Employers often misclassify employees as independent contractors so that they can avoid paying payroll taxes, minimum wage or overtime, and complying with other employment laws, such as providing meal and rest breaks and workers’ compensation coverage. Misclassifying an employee as an independent contractor without a reasonable basis can lead to steep penalties and other significant legal consequences. Thus, it is critical that employers properly classify their workers.
What’s the Difference?
The distinction between an independent contractor and an employee is not always clear. Numerous factors are considered in determining the status of a worker. Generally, if the employer has the right to control how the work will be done, and not just the result of the work, the worker is an employee.
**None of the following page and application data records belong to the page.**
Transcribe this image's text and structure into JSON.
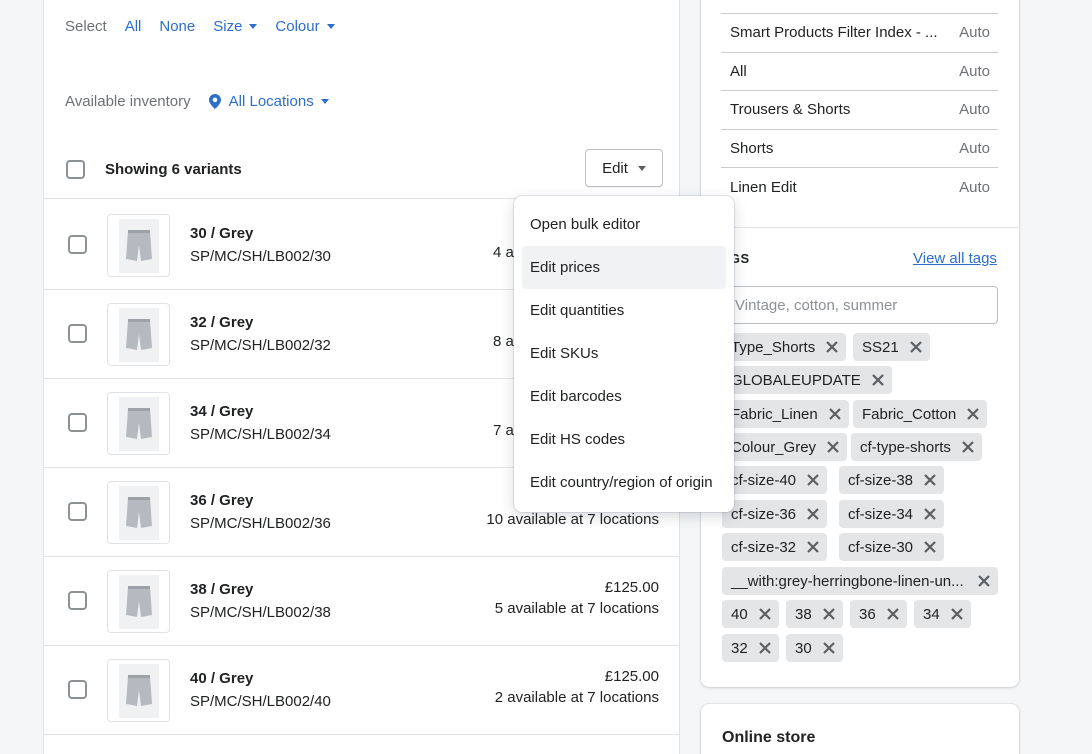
{
  "filters": {
    "select_label": "Select",
    "all": "All",
    "none": "None",
    "size": "Size",
    "colour": "Colour",
    "inventory_label": "Available inventory",
    "locations": "All Locations"
  },
  "variants_header": {
    "title": "Showing 6 variants",
    "edit_label": "Edit"
  },
  "variants": [
    {
      "name": "30 / Grey",
      "sku": "SP/MC/SH/LB002/30",
      "price": "",
      "availability": "4 a"
    },
    {
      "name": "32 / Grey",
      "sku": "SP/MC/SH/LB002/32",
      "price": "",
      "availability": "8 a"
    },
    {
      "name": "34 / Grey",
      "sku": "SP/MC/SH/LB002/34",
      "price": "",
      "availability": "7 a"
    },
    {
      "name": "36 / Grey",
      "sku": "SP/MC/SH/LB002/36",
      "price": "",
      "availability": "10 available at 7 locations"
    },
    {
      "name": "38 / Grey",
      "sku": "SP/MC/SH/LB002/38",
      "price": "£125.00",
      "availability": "5 available at 7 locations"
    },
    {
      "name": "40 / Grey",
      "sku": "SP/MC/SH/LB002/40",
      "price": "£125.00",
      "availability": "2 available at 7 locations"
    }
  ],
  "edit_menu": [
    "Open bulk editor",
    "Edit prices",
    "Edit quantities",
    "Edit SKUs",
    "Edit barcodes",
    "Edit HS codes",
    "Edit country/region of origin"
  ],
  "collections": [
    {
      "name": "Smart Products Filter Index - ...",
      "type": "Auto"
    },
    {
      "name": "All",
      "type": "Auto"
    },
    {
      "name": "Trousers & Shorts",
      "type": "Auto"
    },
    {
      "name": "Shorts",
      "type": "Auto"
    },
    {
      "name": "Linen Edit",
      "type": "Auto"
    }
  ],
  "tags": {
    "title": "AGS",
    "view_all": "View all tags",
    "placeholder": "Vintage, cotton, summer",
    "items": [
      "Type_Shorts",
      "SS21",
      "GLOBALEUPDATE",
      "Fabric_Linen",
      "Fabric_Cotton",
      "Colour_Grey",
      "cf-type-shorts",
      "cf-size-40",
      "cf-size-38",
      "cf-size-36",
      "cf-size-34",
      "cf-size-32",
      "cf-size-30",
      "__with:grey-herringbone-linen-un...",
      "40",
      "38",
      "36",
      "34",
      "32",
      "30"
    ]
  },
  "online_store": {
    "title": "Online store"
  },
  "colors": {
    "link": "#2c6ecb",
    "tag_bg": "#e4e5e7",
    "highlight": "#f1f2f3"
  }
}
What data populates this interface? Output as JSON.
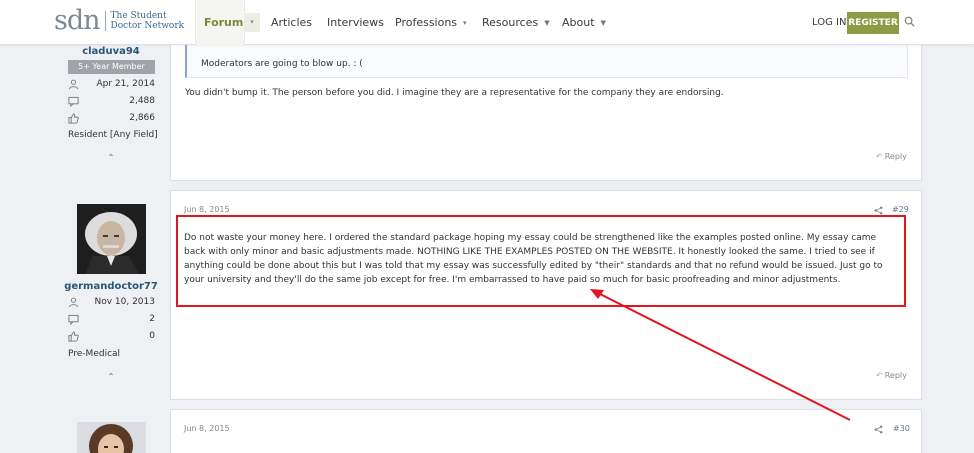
{
  "nav": {
    "logo_mark": "sdn",
    "logo_line1": "The Student",
    "logo_line2": "Doctor Network",
    "items": [
      "Forums",
      "Articles",
      "Interviews",
      "Professions",
      "Resources",
      "About"
    ],
    "login": "LOG IN",
    "register": "REGISTER",
    "icons": {
      "search": "search-icon",
      "dropdown": "chevron-down-icon"
    }
  },
  "post_prev": {
    "user": {
      "name": "claduva94",
      "badge": "5+ Year Member",
      "joined": "Apr 21, 2014",
      "messages": "2,488",
      "likes": "2,866",
      "role": "Resident [Any Field]"
    },
    "quote": "Moderators are going to blow up. : (",
    "message": "You didn't bump it. The person before you did. I imagine they are a representative for the company they are endorsing.",
    "reply": "Reply"
  },
  "post_29": {
    "user": {
      "name": "germandoctor77",
      "joined": "Nov 10, 2013",
      "messages": "2",
      "likes": "0",
      "role": "Pre-Medical"
    },
    "date": "Jun 8, 2015",
    "number": "#29",
    "message": "Do not waste your money here. I ordered the standard package hoping my essay could be strengthened like the examples posted online. My essay came back with only minor and basic adjustments made. NOTHING LIKE THE EXAMPLES POSTED ON THE WEBSITE. It honestly looked the same. I tried to see if anything could be done about this but I was told that my essay was successfully edited by \"their\" standards and that no refund would be issued. Just go to your university and they'll do the same job except for free. I'm embarrassed to have paid so much for basic proofreading and minor adjustments.",
    "reply": "Reply"
  },
  "post_30": {
    "date": "Jun 8, 2015",
    "number": "#30"
  },
  "annotation": {
    "color": "#e1161e"
  },
  "colors": {
    "accent": "#8c9b45",
    "link": "#2b5677",
    "background": "#eef0f3"
  }
}
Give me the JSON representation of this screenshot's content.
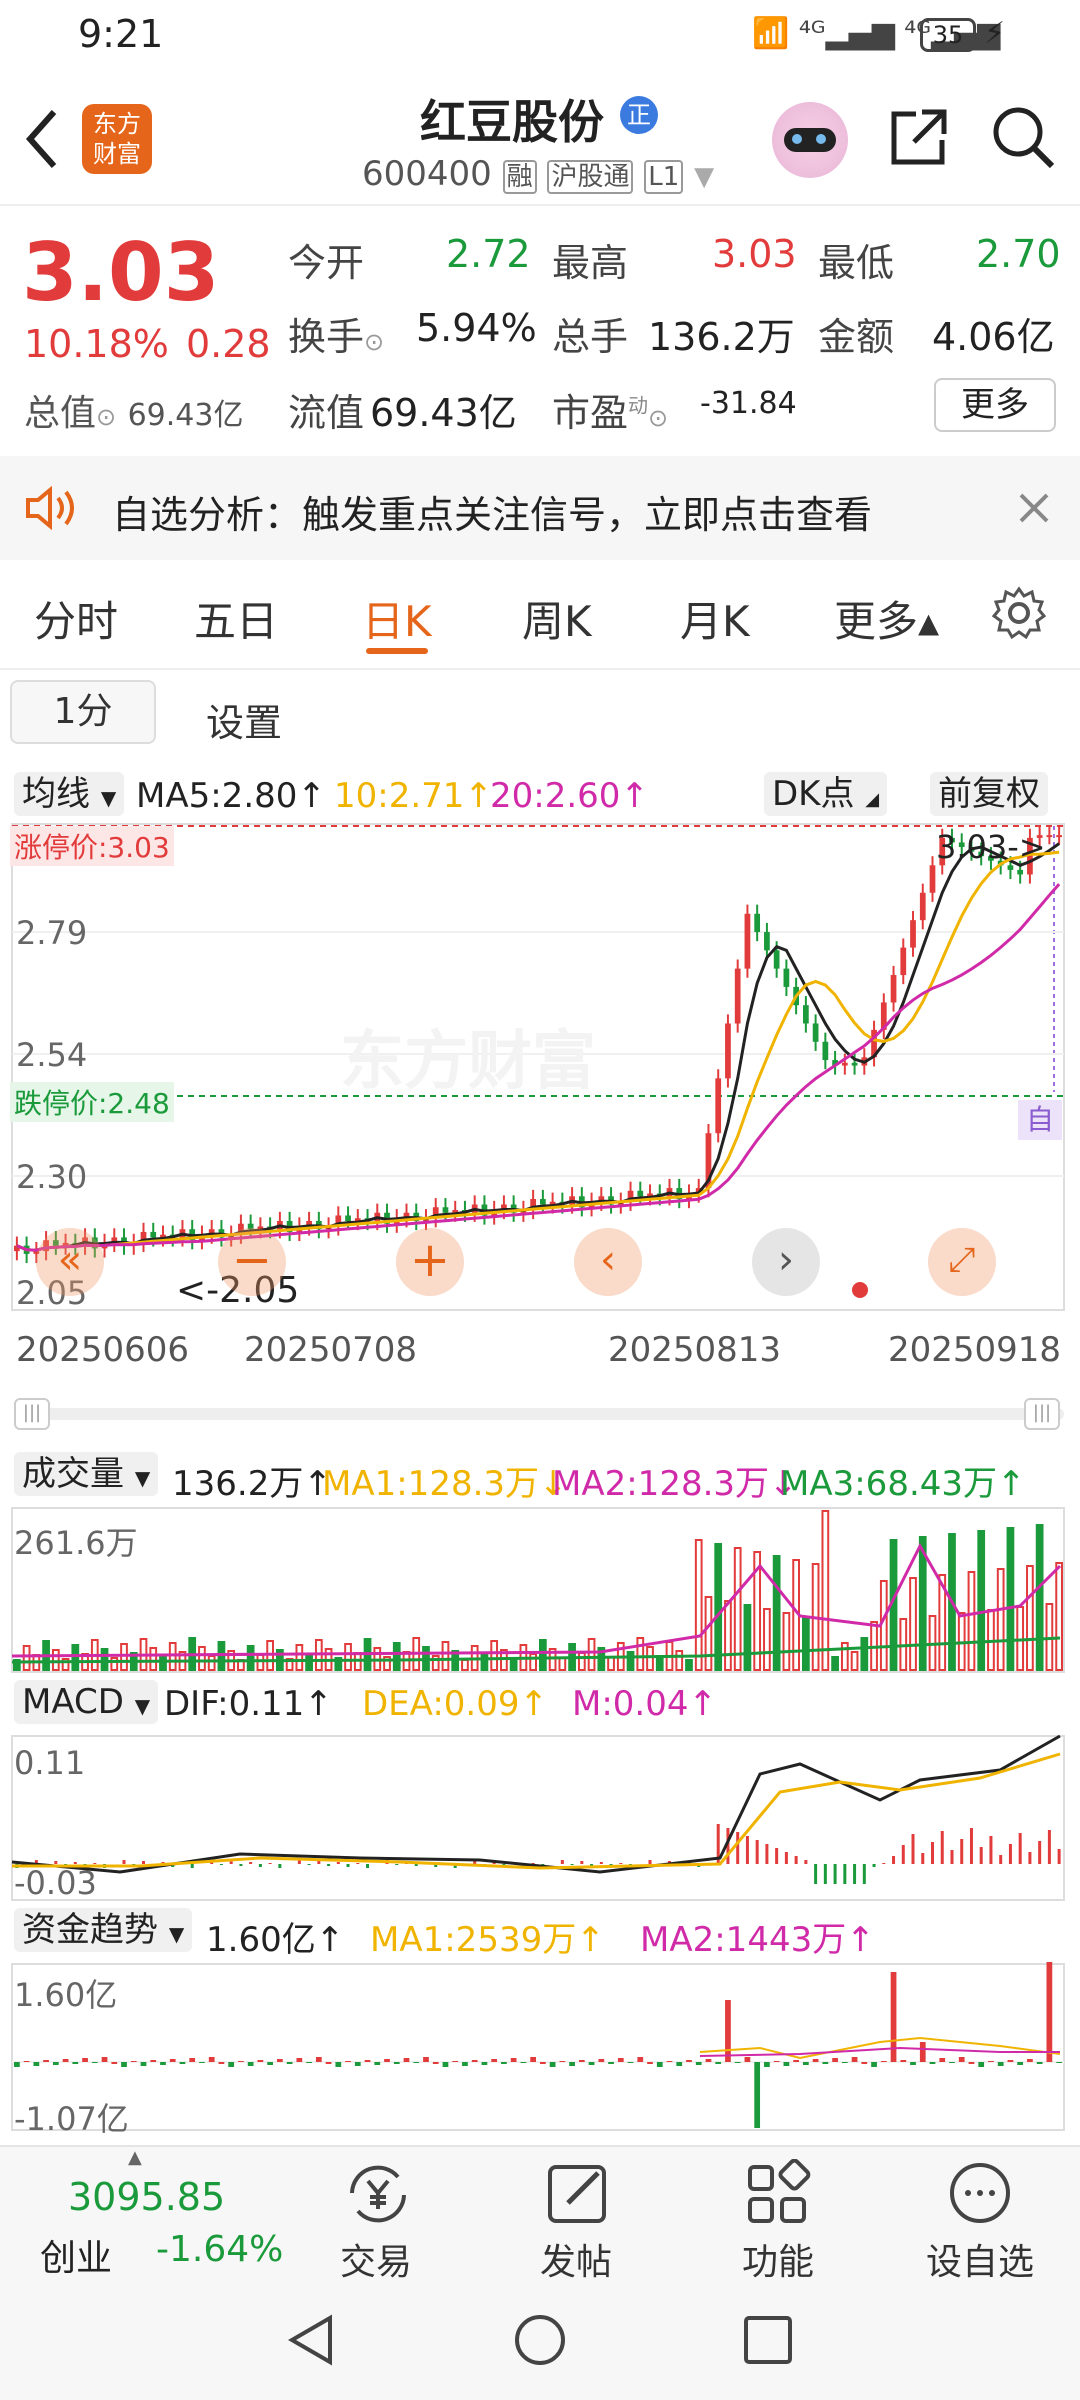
{
  "status": {
    "time": "9:21",
    "battery": "35"
  },
  "header": {
    "name": "红豆股份",
    "badge": "正",
    "code": "600400",
    "tags": [
      "融",
      "沪股通",
      "L1"
    ],
    "app_logo": "东方\n财富"
  },
  "quote": {
    "price": "3.03",
    "pct": "10.18%",
    "chg": "0.28",
    "open_label": "今开",
    "open": "2.72",
    "high_label": "最高",
    "high": "3.03",
    "low_label": "最低",
    "low": "2.70",
    "turn_label": "换手",
    "turn": "5.94%",
    "vol_label": "总手",
    "vol": "136.2万",
    "amt_label": "金额",
    "amt": "4.06亿",
    "mcap_label": "总值",
    "mcap": "69.43亿",
    "float_label": "流值",
    "float": "69.43亿",
    "pe_label": "市盈",
    "pe_sup": "动",
    "pe": "-31.84",
    "more": "更多"
  },
  "alert": {
    "text": "自选分析：触发重点关注信号，立即点击查看"
  },
  "tabs": [
    "分时",
    "五日",
    "日K",
    "周K",
    "月K",
    "更多▴"
  ],
  "subtabs": {
    "minute": "1分",
    "settings": "设置"
  },
  "kline": {
    "indicator": "均线",
    "ma5": "MA5:2.80↑",
    "ma10": "10:2.71↑",
    "ma20": "20:2.60↑",
    "dk": "DK点",
    "adj": "前复权",
    "limit_up": "涨停价:3.03",
    "limit_down": "跌停价:2.48",
    "y_labels": [
      "3.03",
      "2.79",
      "2.54",
      "2.30",
      "2.05"
    ],
    "max_mark": "3.03->",
    "min_mark": "<-2.05",
    "self": "自",
    "watermark": "东方财富",
    "dates": [
      "20250606",
      "20250708",
      "20250813",
      "20250918"
    ]
  },
  "volume": {
    "name": "成交量",
    "val": "136.2万↑",
    "ma1": "MA1:128.3万↓",
    "ma2": "MA2:128.3万↓",
    "ma3": "MA3:68.43万↑",
    "top": "261.6万"
  },
  "macd": {
    "name": "MACD",
    "dif": "DIF:0.11↑",
    "dea": "DEA:0.09↑",
    "m": "M:0.04↑",
    "top": "0.11",
    "bottom": "-0.03"
  },
  "fund": {
    "name": "资金趋势",
    "val": "1.60亿↑",
    "ma1": "MA1:2539万↑",
    "ma2": "MA2:1443万↑",
    "top": "1.60亿",
    "bottom": "-1.07亿"
  },
  "bottom": {
    "index_val": "3095.85",
    "index_name": "创业",
    "index_pct": "-1.64%",
    "trade": "交易",
    "post": "发帖",
    "func": "功能",
    "add": "设自选"
  },
  "colors": {
    "up": "#e23b3b",
    "down": "#1a9a3a",
    "ma10": "#f0b400",
    "ma20": "#d02aa8",
    "accent": "#e5661b"
  }
}
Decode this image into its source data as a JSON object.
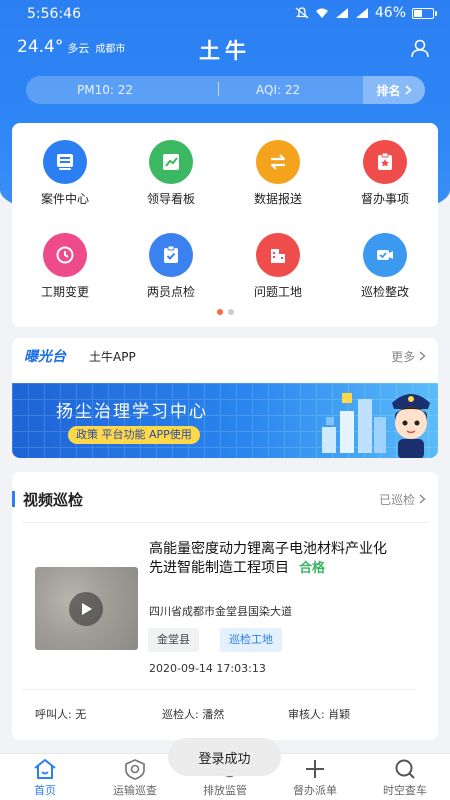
{
  "status_bar": {
    "time": "5:56:46",
    "battery": "46%",
    "battery_level": 0.46
  },
  "header": {
    "temperature": "24.4°",
    "weather": "多云",
    "city": "成都市",
    "title": "土牛",
    "pm10": "PM10:  22",
    "aqi": "AQI:  22",
    "rank_label": "排名"
  },
  "menu": {
    "items": [
      {
        "label": "案件中心",
        "icon": "case-center-icon",
        "color": "#2b7ff2"
      },
      {
        "label": "领导看板",
        "icon": "leader-board-icon",
        "color": "#3cb862"
      },
      {
        "label": "数据报送",
        "icon": "data-report-icon",
        "color": "#f5a21c"
      },
      {
        "label": "督办事项",
        "icon": "supervise-icon",
        "color": "#ef4c4c"
      },
      {
        "label": "工期变更",
        "icon": "schedule-change-icon",
        "color": "#ee4b8a"
      },
      {
        "label": "两员点检",
        "icon": "inspection-check-icon",
        "color": "#3b82f0"
      },
      {
        "label": "问题工地",
        "icon": "problem-site-icon",
        "color": "#ef4c4c"
      },
      {
        "label": "巡检整改",
        "icon": "patrol-rectify-icon",
        "color": "#3b9af0"
      }
    ],
    "page_dots": 2,
    "active_dot": 0
  },
  "exposure": {
    "logo": "曝光台",
    "subtitle": "土牛APP",
    "more": "更多",
    "banner_title": "扬尘治理学习中心",
    "banner_tags": "政策  平台功能  APP使用"
  },
  "video": {
    "title": "视频巡检",
    "link": "已巡检",
    "project_name": "高能量密度动力锂离子电池材料产业化先进智能制造工程项目",
    "status": "合格",
    "address": "四川省成都市金堂县国染大道",
    "tags": [
      "金堂县",
      "巡检工地"
    ],
    "time": "2020-09-14 17:03:13",
    "caller": "呼叫人:  无",
    "inspector": "巡检人:  潘然",
    "reviewer": "审核人:  肖颖"
  },
  "toast": "登录成功",
  "nav": [
    {
      "label": "首页",
      "icon": "home-icon",
      "active": true
    },
    {
      "label": "运输巡查",
      "icon": "transport-patrol-icon",
      "active": false
    },
    {
      "label": "排放监管",
      "icon": "emission-icon",
      "active": false
    },
    {
      "label": "督办派单",
      "icon": "plus-icon",
      "active": false
    },
    {
      "label": "时空查车",
      "icon": "search-car-icon",
      "active": false
    }
  ]
}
The following are some general guidelines.
An independent contractor typically:
- is engaged in a distinct occupation or business
- operates under a business name
- is a specialist who works without supervision
- has his or her own employees
- provides his or her own tools and place of work
- sets his or her own hours
- advertises his or her business services
- invoices for work done
- has more than one client
Typical examples of independent contractors include lawyers, doctors, dentists, engineers, architects, accountants, chiropractors, contractors, and subcontractors.
An employee typically:
- performs duties dictated or controlled by others
- receives training for work to be done
- uses company-provided equipment, tools, and materials
- works hours or days dictated by a company
- gets paid on an hourly, weekly, or monthly basis
- works for only one employer
There is no set definition of an “independent contractor” for all purposes, and not one single factor is determinative. The determination must be made on a case by case basis. Additionally, depending on the state or federal agency involved, the factors that get considered vary.
The existence of a written agreement purporting to establish an independent contractor relationship is not determinative. Nor is the fact that a worker is issued a 1099 form rather than a W-2 form.
Why is it Important?
If you misclassify your workers as independent contractors, you could be liable for many years of back taxes and penalties for unpaid federal and state income taxes, Social Security and Medicare taxes, and workers’ compensation and unemployment insurance premiums. You may also be liable to the worker for overtime pay, meal and rest period violations, reimbursement of business expenses, plus interest and penalties. The costs of misclassification can be extremely high and potentially devastating for some businesses, especially those highly reliant on independent contractors.
The U.S. Department of Labor as well as state task forces have been cracking down on businesses misclassifying their employees as independent contractors. The IRS has also been actively seeking what is estimated to be billions of dollars in lost tax revenues due to misclassification of independent contractors.
Under California labor law, there is a presumption that workers are employees, and the burden is on the employer to demonstrate that the workers are employees. Thus, employers should thoroughly research and analyze a working relationship before it is established. Employers should also diagnose whether current independent contractors are properly classified. If you are uncertain about whether a worker is an employee or an independent contractor, we advise that you contact an attorney or the appropriate government agency for guidance.